### [EXERCISE DETAILS]
Write only the number of lines in the records beneath that hold "heading".

### [MATERIAL SUPPLIED]

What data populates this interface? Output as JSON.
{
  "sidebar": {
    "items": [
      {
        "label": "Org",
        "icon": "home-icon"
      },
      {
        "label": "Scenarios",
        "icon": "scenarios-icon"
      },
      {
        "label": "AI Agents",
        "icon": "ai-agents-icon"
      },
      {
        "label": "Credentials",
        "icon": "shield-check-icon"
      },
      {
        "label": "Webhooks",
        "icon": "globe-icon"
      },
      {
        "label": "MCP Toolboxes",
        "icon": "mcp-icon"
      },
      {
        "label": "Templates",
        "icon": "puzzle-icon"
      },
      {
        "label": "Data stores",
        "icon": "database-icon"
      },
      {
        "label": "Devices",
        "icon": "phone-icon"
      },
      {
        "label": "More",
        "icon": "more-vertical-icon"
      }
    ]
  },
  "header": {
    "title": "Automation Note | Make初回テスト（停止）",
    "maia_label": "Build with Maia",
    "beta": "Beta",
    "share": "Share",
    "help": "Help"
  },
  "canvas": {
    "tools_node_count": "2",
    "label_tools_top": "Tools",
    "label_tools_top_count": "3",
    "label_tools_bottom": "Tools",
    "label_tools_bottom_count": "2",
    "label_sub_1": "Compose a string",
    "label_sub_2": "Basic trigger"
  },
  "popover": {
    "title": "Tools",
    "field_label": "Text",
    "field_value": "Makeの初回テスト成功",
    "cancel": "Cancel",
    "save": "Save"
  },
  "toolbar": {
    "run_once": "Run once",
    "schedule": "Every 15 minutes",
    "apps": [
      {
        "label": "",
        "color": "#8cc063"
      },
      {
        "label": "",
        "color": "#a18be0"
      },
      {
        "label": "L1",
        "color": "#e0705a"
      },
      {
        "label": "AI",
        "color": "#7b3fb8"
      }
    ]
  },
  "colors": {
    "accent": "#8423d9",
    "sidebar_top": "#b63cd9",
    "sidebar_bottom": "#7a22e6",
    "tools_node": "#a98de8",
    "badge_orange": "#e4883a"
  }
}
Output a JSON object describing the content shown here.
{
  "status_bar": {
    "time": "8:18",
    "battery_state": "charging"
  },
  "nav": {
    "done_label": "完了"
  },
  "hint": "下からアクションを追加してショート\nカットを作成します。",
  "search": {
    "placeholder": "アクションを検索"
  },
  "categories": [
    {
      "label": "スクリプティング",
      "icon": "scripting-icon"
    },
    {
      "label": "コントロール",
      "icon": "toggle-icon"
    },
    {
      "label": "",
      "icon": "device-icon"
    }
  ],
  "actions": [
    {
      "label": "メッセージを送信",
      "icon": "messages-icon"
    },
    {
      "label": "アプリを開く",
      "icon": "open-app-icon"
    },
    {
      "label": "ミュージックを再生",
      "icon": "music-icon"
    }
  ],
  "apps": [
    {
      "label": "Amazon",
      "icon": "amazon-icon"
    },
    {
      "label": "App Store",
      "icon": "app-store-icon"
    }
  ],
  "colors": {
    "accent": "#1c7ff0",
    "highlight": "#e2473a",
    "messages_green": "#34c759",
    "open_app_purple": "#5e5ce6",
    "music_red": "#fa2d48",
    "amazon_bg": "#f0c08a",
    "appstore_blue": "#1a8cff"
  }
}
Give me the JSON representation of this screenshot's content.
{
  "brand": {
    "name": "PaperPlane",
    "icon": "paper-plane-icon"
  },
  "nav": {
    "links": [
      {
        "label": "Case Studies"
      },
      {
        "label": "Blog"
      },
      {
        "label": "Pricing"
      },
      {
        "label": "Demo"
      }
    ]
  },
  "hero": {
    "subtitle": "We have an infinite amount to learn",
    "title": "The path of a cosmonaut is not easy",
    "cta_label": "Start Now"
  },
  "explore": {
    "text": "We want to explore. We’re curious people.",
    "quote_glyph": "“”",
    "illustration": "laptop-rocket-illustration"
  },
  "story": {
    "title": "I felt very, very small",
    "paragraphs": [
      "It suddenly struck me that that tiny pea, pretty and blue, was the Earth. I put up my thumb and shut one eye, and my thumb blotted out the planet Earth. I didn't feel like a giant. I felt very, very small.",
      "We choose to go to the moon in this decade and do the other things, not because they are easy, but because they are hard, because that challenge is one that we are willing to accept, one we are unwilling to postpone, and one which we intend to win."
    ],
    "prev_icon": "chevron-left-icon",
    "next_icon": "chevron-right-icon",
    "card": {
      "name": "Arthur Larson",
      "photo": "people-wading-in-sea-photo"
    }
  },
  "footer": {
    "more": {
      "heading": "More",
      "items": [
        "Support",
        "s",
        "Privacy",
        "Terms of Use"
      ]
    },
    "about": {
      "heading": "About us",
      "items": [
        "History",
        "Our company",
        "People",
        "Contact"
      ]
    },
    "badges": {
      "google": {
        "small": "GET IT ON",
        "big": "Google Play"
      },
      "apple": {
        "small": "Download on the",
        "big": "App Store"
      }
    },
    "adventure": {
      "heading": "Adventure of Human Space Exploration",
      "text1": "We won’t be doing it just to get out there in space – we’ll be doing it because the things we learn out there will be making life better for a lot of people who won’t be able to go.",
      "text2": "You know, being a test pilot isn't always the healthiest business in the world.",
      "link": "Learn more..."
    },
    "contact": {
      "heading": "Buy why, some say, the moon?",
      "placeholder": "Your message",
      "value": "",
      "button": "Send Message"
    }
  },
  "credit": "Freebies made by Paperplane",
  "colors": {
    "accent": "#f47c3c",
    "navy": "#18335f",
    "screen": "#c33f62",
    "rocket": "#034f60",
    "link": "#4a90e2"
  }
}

### [RESULT OF THE EXERCISE]
4